In the listing below, find every line containing "JSON" and copy it out.

* **GIVEN ENTRIES**:
+-------+
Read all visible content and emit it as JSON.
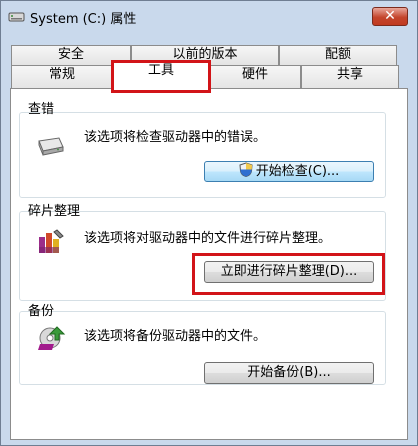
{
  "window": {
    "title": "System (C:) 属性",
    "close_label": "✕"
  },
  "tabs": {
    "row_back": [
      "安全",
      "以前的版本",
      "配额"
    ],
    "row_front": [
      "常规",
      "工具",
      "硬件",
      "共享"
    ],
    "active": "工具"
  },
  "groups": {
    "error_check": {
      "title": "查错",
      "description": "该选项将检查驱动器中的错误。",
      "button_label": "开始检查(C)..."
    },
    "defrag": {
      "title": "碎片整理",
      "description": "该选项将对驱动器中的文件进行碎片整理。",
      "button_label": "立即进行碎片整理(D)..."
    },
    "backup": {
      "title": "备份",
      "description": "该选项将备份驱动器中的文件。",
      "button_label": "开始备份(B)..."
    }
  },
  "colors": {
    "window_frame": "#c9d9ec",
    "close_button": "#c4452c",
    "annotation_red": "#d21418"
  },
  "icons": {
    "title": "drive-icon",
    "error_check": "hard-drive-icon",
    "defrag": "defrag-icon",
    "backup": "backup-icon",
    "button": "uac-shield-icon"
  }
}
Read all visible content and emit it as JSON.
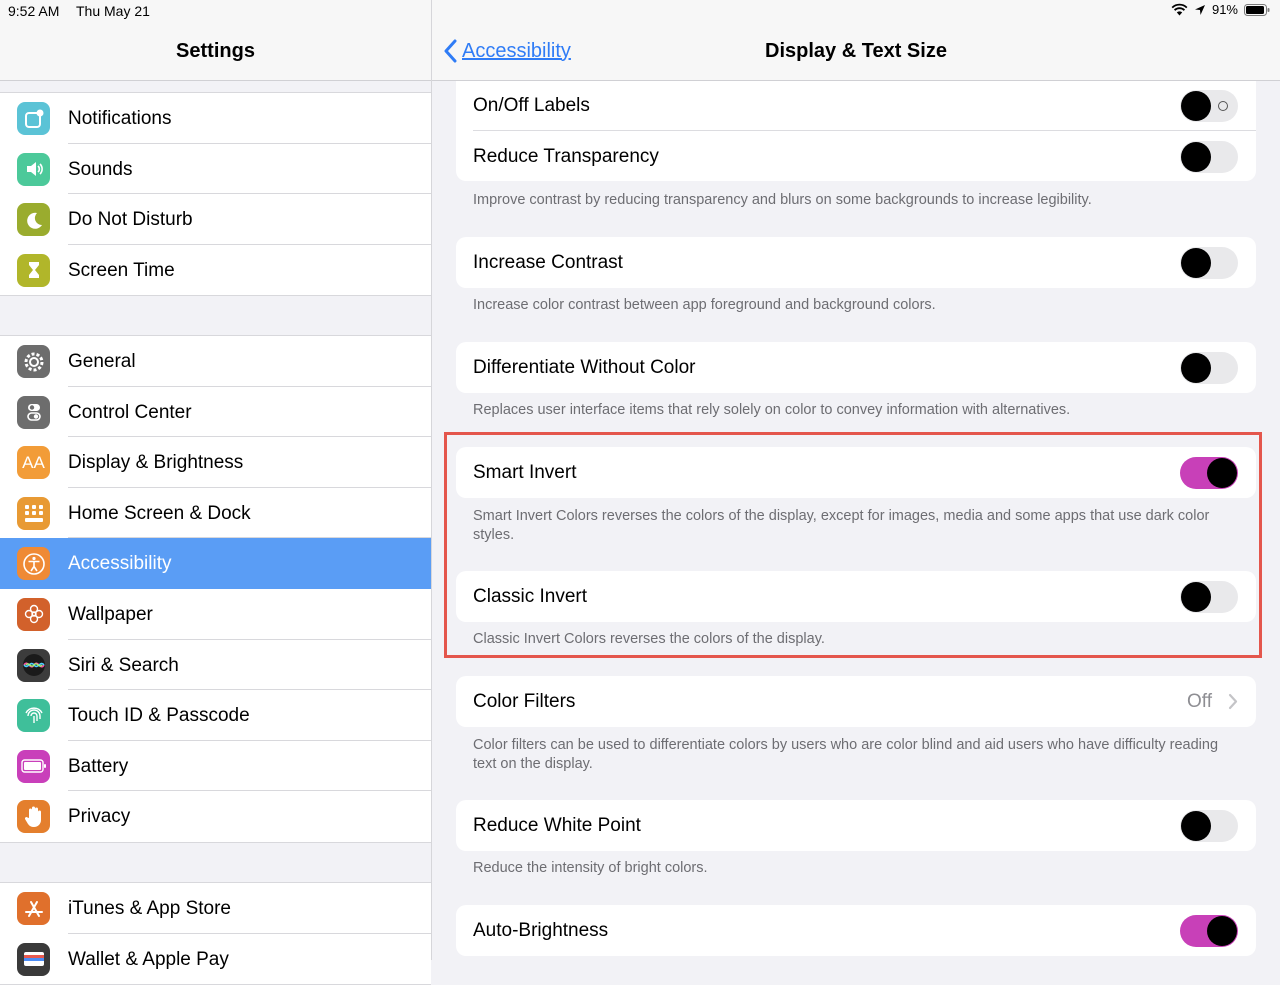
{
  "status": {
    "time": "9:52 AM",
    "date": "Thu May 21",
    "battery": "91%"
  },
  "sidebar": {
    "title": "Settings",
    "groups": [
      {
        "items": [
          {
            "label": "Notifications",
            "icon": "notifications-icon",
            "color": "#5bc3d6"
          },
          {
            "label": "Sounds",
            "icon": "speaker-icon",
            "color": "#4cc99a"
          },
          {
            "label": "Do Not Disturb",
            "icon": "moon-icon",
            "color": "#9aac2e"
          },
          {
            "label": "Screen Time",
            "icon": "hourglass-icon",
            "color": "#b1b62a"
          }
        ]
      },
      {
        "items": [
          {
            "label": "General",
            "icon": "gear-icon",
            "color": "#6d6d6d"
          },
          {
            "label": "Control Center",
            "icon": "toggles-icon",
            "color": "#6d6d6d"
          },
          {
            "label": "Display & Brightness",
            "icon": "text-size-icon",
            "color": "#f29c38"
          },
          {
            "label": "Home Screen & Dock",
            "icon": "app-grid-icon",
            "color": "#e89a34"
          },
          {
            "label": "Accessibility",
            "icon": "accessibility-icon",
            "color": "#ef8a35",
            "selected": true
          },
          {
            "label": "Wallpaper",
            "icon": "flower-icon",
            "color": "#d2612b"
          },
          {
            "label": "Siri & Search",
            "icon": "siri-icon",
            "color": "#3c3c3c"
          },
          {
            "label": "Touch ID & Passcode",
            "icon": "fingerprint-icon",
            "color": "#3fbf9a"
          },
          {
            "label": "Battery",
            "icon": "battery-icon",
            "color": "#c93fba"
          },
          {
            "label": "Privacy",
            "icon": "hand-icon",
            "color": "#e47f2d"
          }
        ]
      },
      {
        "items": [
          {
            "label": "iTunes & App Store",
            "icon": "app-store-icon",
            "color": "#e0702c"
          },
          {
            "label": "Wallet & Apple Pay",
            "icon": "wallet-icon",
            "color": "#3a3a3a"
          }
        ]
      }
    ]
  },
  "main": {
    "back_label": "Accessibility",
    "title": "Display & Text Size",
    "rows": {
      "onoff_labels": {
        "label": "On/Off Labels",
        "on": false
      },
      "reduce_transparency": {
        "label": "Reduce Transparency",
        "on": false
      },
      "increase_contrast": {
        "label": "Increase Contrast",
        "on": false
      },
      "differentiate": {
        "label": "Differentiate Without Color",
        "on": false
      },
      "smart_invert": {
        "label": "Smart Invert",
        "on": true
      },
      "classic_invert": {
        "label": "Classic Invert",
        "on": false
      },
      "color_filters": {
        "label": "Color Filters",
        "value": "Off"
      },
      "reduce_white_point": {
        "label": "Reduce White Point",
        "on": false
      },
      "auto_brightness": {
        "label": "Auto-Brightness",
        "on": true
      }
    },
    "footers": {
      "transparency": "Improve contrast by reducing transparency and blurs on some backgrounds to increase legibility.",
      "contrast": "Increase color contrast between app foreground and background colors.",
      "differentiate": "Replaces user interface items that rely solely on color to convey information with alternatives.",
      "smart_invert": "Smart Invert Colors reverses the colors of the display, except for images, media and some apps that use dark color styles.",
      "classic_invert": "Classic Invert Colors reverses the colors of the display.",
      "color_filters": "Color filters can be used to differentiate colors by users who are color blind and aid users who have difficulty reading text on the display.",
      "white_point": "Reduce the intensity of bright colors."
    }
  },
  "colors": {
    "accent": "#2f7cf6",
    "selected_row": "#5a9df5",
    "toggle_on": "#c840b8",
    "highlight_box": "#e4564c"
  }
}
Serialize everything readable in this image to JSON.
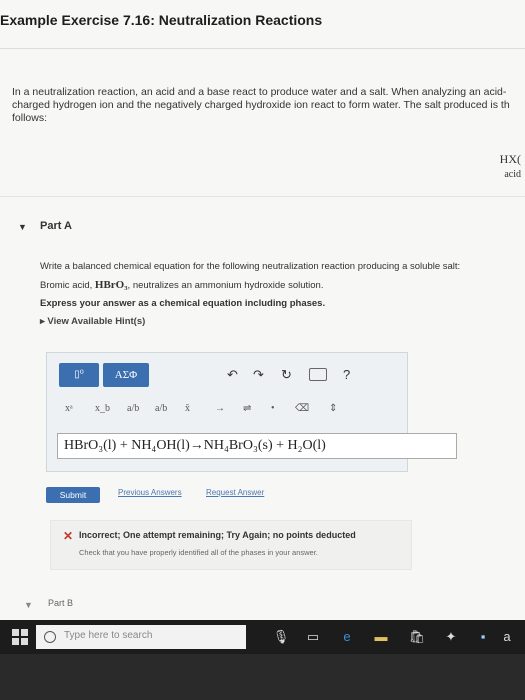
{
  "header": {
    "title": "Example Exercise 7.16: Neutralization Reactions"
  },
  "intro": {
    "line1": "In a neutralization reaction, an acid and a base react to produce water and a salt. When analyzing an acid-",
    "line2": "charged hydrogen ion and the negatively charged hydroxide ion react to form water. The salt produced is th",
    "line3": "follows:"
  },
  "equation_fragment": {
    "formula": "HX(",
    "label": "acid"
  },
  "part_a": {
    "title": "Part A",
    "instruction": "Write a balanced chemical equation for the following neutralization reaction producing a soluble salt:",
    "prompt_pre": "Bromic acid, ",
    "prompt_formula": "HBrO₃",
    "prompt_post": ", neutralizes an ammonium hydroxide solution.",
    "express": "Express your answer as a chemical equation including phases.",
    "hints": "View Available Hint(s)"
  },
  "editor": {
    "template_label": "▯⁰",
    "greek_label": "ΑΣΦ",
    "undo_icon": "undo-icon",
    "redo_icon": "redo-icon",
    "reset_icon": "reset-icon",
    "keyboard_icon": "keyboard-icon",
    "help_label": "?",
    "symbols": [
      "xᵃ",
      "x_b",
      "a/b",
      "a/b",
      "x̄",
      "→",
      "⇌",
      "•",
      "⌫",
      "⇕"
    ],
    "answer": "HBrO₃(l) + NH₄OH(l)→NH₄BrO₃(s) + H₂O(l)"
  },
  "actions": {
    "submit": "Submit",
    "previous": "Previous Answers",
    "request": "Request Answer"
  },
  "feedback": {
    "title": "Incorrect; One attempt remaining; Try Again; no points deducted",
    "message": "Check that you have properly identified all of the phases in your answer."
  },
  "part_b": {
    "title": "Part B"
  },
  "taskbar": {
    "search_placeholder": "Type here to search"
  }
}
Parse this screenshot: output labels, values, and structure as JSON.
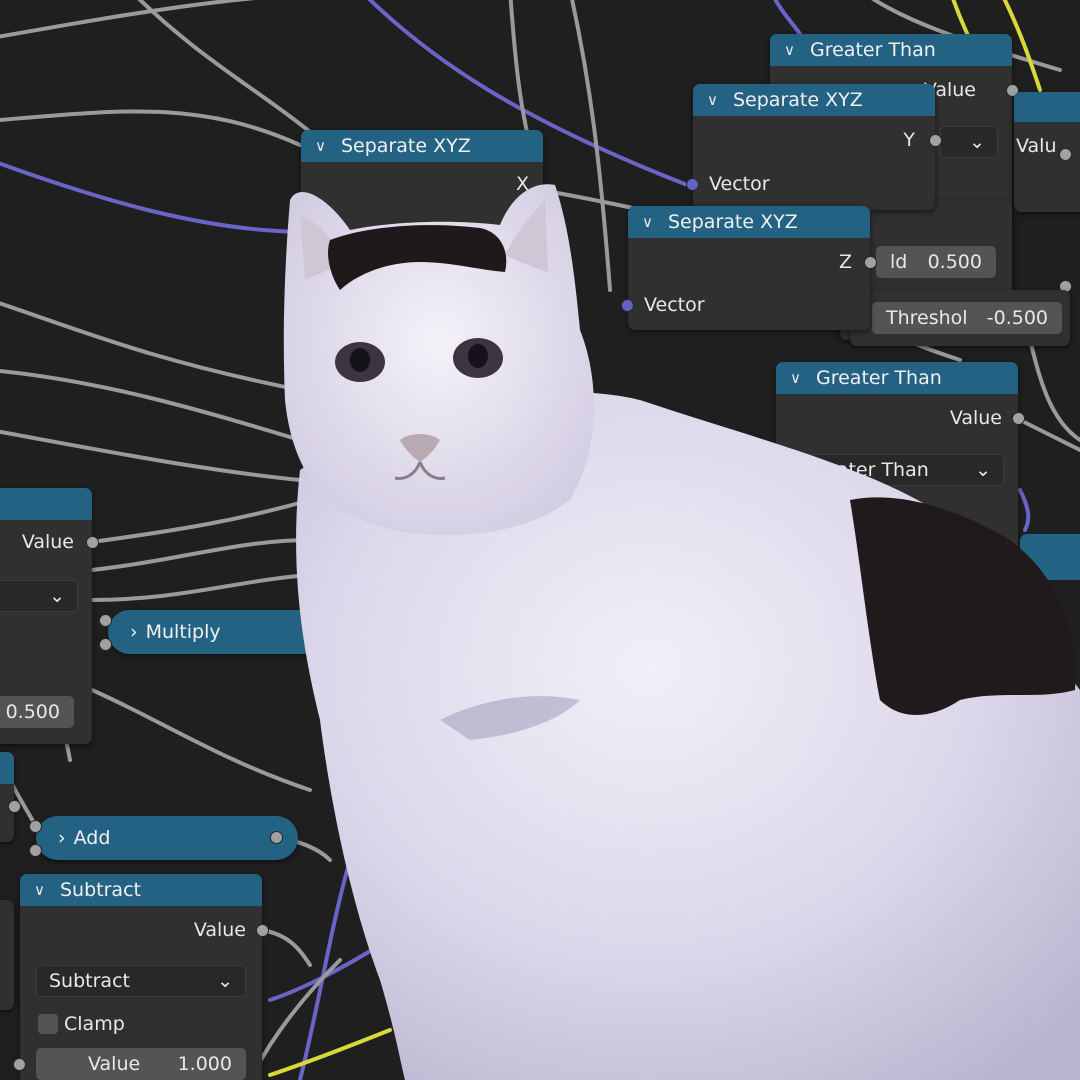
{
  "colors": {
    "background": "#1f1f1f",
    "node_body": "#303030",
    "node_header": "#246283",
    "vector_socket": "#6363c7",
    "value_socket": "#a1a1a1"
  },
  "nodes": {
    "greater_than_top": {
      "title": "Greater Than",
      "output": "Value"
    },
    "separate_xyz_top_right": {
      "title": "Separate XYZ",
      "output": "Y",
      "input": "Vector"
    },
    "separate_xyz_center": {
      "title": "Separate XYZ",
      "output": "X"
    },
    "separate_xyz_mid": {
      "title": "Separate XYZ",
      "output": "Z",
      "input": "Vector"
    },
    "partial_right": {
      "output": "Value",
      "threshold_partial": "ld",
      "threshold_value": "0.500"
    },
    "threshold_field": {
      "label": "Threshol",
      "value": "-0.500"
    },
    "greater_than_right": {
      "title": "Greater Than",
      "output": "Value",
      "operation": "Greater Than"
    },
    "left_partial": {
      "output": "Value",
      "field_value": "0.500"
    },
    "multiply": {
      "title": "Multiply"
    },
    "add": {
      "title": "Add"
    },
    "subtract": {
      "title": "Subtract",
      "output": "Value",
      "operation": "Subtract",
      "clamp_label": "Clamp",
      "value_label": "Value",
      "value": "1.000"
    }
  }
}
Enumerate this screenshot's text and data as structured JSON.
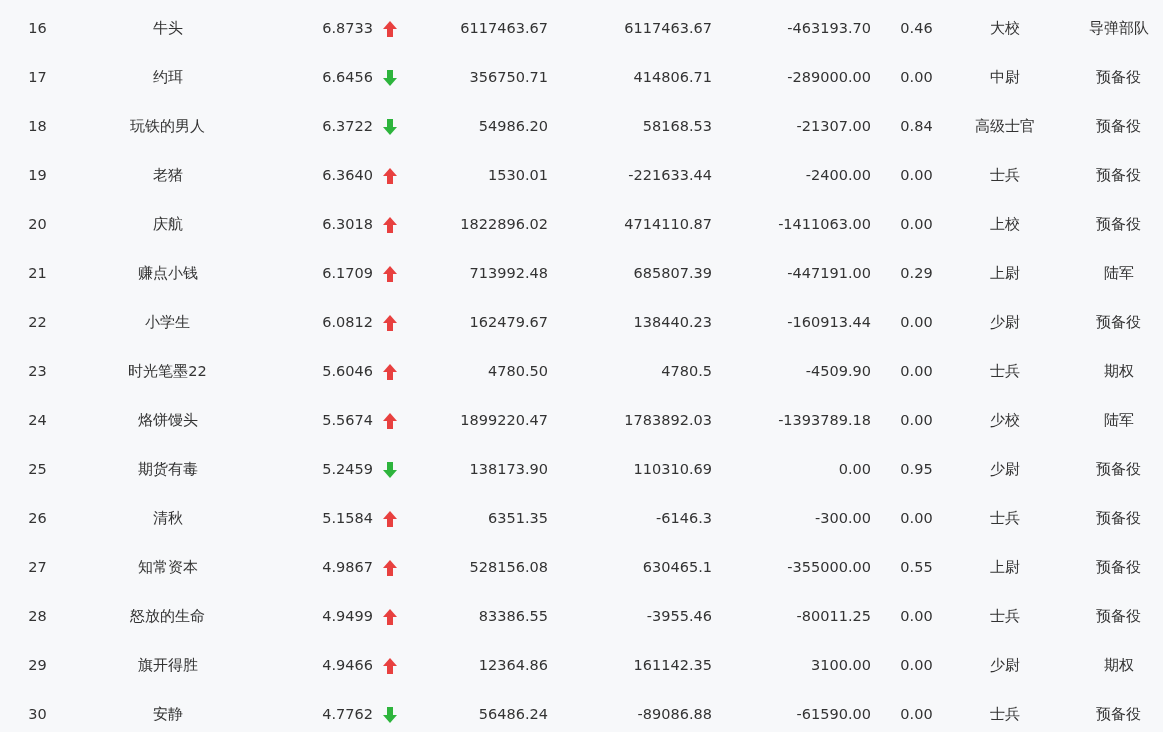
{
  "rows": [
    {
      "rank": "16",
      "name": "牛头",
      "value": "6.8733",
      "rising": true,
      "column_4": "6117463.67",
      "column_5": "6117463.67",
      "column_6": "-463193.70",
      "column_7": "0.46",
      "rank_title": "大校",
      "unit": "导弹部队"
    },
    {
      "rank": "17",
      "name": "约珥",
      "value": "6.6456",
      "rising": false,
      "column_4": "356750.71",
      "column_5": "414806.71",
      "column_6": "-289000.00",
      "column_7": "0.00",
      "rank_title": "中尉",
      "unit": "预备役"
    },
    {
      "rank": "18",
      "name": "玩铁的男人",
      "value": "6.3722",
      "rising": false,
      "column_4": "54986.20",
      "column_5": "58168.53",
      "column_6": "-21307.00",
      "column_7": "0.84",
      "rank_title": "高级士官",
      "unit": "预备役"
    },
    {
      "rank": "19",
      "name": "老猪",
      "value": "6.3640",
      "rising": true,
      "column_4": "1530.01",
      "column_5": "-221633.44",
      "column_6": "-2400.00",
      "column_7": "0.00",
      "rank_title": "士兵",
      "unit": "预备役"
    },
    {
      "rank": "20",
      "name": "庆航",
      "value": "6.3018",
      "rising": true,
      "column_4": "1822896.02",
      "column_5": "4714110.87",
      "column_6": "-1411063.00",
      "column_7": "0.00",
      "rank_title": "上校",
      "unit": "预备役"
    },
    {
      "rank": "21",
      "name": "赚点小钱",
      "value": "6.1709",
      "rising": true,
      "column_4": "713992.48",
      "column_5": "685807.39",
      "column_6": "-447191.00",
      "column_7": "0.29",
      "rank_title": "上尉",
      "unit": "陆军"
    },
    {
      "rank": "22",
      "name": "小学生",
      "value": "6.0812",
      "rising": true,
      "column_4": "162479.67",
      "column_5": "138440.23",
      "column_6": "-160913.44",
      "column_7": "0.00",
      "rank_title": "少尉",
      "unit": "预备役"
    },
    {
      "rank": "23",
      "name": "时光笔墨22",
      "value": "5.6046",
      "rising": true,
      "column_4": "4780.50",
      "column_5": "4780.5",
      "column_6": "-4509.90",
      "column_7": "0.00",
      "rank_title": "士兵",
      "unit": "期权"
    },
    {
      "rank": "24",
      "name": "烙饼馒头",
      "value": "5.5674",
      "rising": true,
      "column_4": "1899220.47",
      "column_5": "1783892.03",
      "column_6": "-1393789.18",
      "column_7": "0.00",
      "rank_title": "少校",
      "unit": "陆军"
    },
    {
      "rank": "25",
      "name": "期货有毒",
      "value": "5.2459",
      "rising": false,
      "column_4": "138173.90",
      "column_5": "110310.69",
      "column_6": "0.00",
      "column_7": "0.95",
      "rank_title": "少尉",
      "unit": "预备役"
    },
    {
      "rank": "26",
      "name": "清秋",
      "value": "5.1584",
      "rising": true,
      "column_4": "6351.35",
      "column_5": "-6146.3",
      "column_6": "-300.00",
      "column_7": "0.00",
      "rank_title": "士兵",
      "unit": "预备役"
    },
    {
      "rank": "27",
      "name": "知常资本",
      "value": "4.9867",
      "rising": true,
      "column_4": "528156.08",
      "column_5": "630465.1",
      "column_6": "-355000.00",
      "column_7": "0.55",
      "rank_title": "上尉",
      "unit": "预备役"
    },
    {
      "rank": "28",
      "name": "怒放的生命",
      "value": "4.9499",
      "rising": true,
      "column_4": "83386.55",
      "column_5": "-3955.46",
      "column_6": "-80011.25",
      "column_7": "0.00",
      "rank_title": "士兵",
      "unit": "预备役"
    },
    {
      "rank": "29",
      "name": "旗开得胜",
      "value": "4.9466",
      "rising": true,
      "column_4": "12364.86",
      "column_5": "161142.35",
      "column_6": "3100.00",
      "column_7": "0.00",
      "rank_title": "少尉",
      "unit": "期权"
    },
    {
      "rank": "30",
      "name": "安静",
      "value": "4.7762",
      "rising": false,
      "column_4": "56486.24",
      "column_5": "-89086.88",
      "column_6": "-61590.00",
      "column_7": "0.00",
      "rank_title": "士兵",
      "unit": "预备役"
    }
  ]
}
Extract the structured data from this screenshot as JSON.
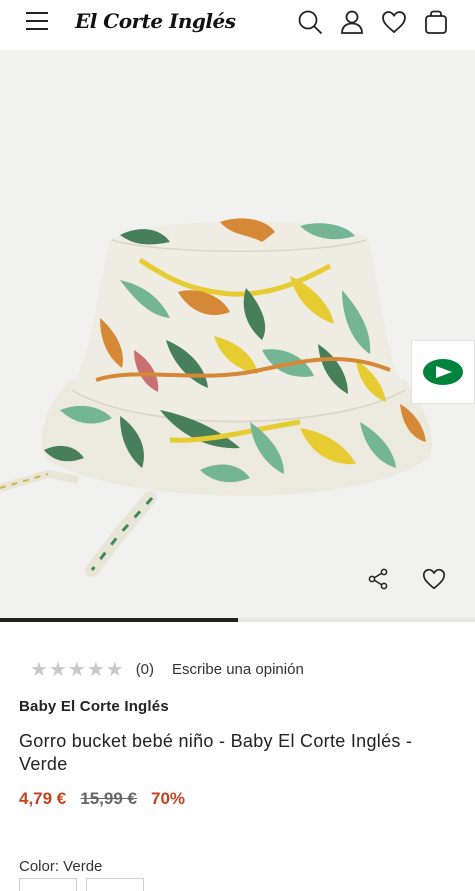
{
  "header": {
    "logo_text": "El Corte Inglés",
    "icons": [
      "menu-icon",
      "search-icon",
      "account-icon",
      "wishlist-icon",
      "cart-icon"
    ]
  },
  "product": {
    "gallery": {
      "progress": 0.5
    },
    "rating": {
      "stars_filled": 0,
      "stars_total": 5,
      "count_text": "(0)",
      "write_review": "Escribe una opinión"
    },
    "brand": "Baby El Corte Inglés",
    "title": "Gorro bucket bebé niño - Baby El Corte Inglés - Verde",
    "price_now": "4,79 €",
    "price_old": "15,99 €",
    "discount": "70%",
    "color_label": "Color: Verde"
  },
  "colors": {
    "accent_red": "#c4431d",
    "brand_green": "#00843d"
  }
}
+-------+
* **WRITTEN RESPONSE**:
Read all visible content and emit it as JSON.
Read all visible content and emit it as JSON.
Serialize everything readable in this image to JSON.
Parse this screenshot: output labels, values, and structure as JSON.
Enumerate this screenshot's text and data as structured JSON.
Extract the structured data from this screenshot as JSON.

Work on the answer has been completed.